An effective strategy for global customer messaging requires understanding your business goals and the technical capabilities you have at hand, both in terms of the messaging apps you’re using and the APIs you’re leveraging.
The following steps can help you gain that understanding. Read on to learn how to make the best use of this new approach to communicating with customers:
1. Know How and Where Your Customers Use Messaging
Direct messaging is a global trend—Facebook Messenger alone reports being used to send over two billion messages monthly. Much of this messaging takes place between family and friends, but in recent years, messaging for customer support has increased in importance, as reported by Business Insider.
How much messaging customers use and the apps they favor will likely depend on the demographics being targeted. The most common messaging apps have different penetrations in different markets. Facebook Messenger predominates in the US, Line is popular in Asia, and WhatsApp is used in more than 100 countries globally. Be sure to do your due diligence to understand which messaging app APIs you’ll need to reach the broadest audience.
2. Identify Use Cases for Customer Messaging
The use cases for customer messaging through apps go far beyond simple marketing. Mass messages could be considered spamming, so it’s wise to be cautious about contacting customers that way. Businesses should collect detailed preferences from customers before sending pure advertising messages. An alternative is to use an advertising strategy like placing ads on the messenger home screen rather than sending interruptive messages.
When messages are sent for advertising purposes, they don’t have to stand alone. Because messaging apps often provide read receipts, businesses should build a process for following up to encourage action by consumers who read messages but don’t respond.
In addition to marketing, messaging apps are effective for providing customer support. According to Business Insider, many consumers say messaging is their preferred support platform. Businesses can use automation to send reminder and confirmation messages. Relatively straightforward issues, including processing payments and answering delivery questions, can be handled by chatbots, as long as there’s a way to escalate to a live person if the issue is too complex.
There may also be special features on a particular platform you may want to utilize, such as the popular stickers on Line.
3. Choose Technology to Support Use Cases
Once a business has identified the goals of its messaging, the technology team can look for a technical solution to make satisfying those goals easier. Businesses need to understand the capabilities and services the messaging platform supports in order to determine the feasibility of each use case, as well as the support offered by communication providers.
Not all communications vendors will support all messaging platforms. Of course, you’ll want to start with a tool that supports the messaging app used by most of the business’s customers. Ideally, the business should use a messaging API that supports multiple messaging platforms. This will make it easier for developers to create applications that work on multiple platforms and extend services to the global customer base.

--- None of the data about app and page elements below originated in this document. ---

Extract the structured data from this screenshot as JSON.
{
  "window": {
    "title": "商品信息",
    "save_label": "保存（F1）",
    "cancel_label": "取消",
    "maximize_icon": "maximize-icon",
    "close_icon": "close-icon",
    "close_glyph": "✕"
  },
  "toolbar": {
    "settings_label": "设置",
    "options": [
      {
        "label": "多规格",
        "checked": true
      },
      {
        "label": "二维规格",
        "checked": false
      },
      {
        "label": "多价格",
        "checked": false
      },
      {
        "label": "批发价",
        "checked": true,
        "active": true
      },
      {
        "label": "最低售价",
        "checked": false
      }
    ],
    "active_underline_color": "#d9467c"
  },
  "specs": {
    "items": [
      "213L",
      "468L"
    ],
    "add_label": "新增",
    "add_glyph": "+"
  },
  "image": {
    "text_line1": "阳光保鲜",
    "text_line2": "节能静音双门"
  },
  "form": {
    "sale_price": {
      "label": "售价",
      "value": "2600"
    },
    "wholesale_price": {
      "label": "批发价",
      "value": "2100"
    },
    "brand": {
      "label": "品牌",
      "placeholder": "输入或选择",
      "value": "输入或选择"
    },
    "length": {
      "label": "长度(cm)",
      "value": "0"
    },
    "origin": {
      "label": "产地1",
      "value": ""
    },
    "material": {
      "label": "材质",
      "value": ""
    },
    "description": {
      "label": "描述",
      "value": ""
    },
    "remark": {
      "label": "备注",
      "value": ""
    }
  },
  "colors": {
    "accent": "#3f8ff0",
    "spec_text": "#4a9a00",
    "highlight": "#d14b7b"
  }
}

4. Understand the Impact on Customer Support Representatives
Using messaging and chatbots won’t eliminate the need for live agents to provide customer support. Indeed, it can expand the need, as chatbots enable a larger number of conversations to occur at the same time. Agents need to be able to smoothly pick up conversations and transactions from apps to avoid frustrating customers by asking for information that was already provided to them via messaging.
While the nature of messaging doesn’t require an immediate response, consumers still expect fairly rapid responses to messages to customer support teams, which may also impact staffing patterns.
5. Measure the Results
Businesses should start with small experiments and measure their effectiveness to develop their mobile customer messaging strategy further. Mobile analytics are important for understanding how customers interact with your business through messaging and deciding the best way to expand those efforts. The results of the analytics can help you decide whether the next step is to build out messaging on another platform or to extend the functionality provided through the messaging app currently being used.
Messaging apps are a new channel for businesses to communicate with customers, so expect challenges and possibly some missteps as you begin implementing customer messaging on these apps. As the technology becomes more understood, however, it’s sure to become a vital part of a digital transformation-driven customer messaging strategy.